Here are a few other SaltwaterAquariumBlog posts on Aquarium Lighting that you might like:
I have seen good reviews for LED lighting for aquariums, with people mentioning they use them for saltwater. Do they generate enough of the right light for happy live rock and whatnot?
The 14,000K spectrum is a very white light that gives a crisp blueish-white tint to the water. Most aquarists prefer 14,000K over 6,000K T5s for the look they give their saltwater aquariums.
Light Fixtures for Saltwater & Reef Aquariums - Marine Depot
Light Fixtures for Saltwater & Reef Aquariums

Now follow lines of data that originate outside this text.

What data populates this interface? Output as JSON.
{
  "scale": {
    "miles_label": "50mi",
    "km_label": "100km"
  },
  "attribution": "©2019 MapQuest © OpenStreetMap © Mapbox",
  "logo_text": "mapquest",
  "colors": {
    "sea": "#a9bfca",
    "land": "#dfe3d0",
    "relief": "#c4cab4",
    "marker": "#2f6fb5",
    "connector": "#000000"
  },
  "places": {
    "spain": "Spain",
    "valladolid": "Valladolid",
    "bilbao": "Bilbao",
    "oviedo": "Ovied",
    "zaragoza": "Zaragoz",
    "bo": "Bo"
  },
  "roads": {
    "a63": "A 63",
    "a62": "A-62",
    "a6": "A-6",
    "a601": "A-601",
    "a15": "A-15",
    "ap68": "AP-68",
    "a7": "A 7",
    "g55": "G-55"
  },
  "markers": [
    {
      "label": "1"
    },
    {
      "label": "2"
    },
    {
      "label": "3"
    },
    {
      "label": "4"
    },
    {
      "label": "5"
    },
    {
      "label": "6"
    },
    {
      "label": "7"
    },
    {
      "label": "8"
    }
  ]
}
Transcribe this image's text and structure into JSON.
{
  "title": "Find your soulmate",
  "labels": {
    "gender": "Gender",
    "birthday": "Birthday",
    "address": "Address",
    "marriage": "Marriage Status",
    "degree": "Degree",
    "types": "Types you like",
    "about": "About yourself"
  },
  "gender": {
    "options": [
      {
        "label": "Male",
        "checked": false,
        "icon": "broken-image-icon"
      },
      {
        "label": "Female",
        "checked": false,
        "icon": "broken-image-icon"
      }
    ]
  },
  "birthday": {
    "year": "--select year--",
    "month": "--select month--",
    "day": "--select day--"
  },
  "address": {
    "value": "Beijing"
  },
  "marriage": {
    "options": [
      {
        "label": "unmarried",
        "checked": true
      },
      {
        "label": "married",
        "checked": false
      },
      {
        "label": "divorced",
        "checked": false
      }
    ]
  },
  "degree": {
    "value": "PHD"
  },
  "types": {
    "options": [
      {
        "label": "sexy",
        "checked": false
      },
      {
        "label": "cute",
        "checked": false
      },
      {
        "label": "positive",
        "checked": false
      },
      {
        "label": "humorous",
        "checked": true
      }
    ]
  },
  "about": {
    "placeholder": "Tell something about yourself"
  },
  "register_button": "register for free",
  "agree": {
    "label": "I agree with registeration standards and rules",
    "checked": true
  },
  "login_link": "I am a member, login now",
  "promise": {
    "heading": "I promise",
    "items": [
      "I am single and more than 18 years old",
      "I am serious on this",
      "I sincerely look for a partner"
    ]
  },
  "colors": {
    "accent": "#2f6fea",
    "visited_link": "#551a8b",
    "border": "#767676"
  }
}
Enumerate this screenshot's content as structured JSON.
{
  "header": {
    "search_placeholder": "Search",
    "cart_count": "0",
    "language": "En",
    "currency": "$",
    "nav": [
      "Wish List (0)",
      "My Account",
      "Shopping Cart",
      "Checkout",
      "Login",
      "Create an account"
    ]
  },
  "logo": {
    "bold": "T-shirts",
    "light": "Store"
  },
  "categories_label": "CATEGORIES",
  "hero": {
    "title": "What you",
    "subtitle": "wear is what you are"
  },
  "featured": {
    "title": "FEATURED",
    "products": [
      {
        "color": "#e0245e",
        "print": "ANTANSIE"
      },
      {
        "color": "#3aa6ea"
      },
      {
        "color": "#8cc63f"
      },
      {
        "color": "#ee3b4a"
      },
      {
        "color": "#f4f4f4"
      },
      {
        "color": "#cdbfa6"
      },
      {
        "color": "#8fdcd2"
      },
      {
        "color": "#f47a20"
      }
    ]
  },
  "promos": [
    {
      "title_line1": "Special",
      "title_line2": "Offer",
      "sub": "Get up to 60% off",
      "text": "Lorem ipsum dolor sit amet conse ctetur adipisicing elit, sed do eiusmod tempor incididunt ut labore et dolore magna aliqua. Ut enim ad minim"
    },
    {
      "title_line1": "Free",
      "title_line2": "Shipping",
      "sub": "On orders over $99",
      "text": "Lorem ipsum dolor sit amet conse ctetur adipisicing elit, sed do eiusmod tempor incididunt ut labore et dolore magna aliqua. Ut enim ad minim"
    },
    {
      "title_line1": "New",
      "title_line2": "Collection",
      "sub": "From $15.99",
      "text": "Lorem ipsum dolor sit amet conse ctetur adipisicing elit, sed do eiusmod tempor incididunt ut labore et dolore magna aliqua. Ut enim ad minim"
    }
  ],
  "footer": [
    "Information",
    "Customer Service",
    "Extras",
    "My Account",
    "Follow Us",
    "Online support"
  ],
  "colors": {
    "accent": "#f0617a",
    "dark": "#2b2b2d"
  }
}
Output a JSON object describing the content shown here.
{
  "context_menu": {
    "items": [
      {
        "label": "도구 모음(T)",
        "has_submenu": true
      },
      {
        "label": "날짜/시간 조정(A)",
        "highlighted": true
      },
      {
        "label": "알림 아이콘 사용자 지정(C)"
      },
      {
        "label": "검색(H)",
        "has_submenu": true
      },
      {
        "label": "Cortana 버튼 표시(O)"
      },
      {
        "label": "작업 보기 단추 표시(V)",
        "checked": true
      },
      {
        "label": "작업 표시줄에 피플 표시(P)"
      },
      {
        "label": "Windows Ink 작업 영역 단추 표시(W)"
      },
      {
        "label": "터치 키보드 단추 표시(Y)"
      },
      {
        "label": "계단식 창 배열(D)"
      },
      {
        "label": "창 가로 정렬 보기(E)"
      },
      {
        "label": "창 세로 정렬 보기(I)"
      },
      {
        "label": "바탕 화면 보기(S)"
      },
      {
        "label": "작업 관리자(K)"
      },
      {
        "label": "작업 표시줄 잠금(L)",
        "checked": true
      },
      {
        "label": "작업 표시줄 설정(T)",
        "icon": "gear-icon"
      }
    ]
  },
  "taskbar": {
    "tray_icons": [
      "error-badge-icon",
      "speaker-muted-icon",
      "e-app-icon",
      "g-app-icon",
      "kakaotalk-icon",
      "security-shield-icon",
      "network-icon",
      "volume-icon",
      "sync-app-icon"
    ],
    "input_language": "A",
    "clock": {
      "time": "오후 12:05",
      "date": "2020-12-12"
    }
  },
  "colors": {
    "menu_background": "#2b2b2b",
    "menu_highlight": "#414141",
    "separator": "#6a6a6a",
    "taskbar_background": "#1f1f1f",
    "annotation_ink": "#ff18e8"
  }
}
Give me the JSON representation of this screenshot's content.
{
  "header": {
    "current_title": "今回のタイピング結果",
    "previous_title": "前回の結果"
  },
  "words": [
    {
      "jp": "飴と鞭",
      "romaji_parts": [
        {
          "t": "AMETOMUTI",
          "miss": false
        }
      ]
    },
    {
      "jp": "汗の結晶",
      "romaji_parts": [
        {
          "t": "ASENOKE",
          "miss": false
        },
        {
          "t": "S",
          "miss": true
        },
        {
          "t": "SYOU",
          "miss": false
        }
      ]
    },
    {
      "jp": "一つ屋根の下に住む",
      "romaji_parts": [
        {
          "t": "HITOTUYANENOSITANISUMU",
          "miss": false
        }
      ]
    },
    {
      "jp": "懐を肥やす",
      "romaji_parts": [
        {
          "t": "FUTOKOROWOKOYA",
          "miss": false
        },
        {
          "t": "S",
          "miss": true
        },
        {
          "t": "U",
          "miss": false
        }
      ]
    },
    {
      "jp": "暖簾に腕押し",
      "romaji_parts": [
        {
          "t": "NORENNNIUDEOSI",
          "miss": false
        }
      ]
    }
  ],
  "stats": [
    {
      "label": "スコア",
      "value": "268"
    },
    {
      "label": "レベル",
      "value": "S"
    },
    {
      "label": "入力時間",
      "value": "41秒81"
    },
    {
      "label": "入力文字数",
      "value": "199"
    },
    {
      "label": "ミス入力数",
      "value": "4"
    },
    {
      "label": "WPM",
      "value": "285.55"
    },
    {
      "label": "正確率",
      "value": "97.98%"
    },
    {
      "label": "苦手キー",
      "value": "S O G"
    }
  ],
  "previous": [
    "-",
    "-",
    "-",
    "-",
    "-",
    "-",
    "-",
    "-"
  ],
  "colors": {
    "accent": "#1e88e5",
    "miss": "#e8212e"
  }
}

If you have a fish-only aquarium, then the answer to this question is easy—you change your lights when a bulb burns out, if you no longer like the look of the light, or if you begin to have issues with problem algae. If all you have are saltwater fish in your aquarium, than there is really no need to worry about when the right time is to change your aquarium lights–because nothing in your tank (besides coraline algae perhaps) depends on those lights for photosynthesis. So change them whenever they become a problem, they burn out, or you get sick of them. Saltwater reef tanks with corals, clams and other light needing organisms will need the high output, very high output Fluorescent or metal halide lamps. Certain corals, anemones and clams require very intense lighting levels that can only be provided with T5-HO, VHO and metal halide light sources. A general rule of thumb for reef tanks is between 4 and 10 watts per aquarium gallon. Many reefers have lighting systems incorporating metal halides and VHO Fluorescent tubes. Research the species you want to keep because light requirements can vary. Because of the amount of heat these light units can produce, you may need to get an aquarium chiller to keep your tank water temperature in an acceptable range. The expense of lighting a reef tank may be just as high or higher than the cost of the live rock or even the price of all the other equipment combined.If you have a reef aquarium (an aquarium with photosynthetic corals or clams), then you will want to adhere to a routine schedule for changing out your aquarium bulbs–continue reading below to see how the other factors affect when you should change the light bulbs for your saltwater reef aquarium.The 24-inch Coralife Aqualight high-output T5 dual lamp fixture model 0 produces twice as much light as other aquarium lights, making them a good choice for reef aquariums with live plants. The high-output lamps use electronic ballasts that allow them to produce more light while using less energy. It has a compact design that allows it to take up less space without compromising the power and intensity of the light. Additionally, it has a reflector that helps direct the light and minimize the amount of wasted light. Adjustable mounting brackets allow it to fit on a variety of aquariums. The aluminum housing reduces corrosion from salt water.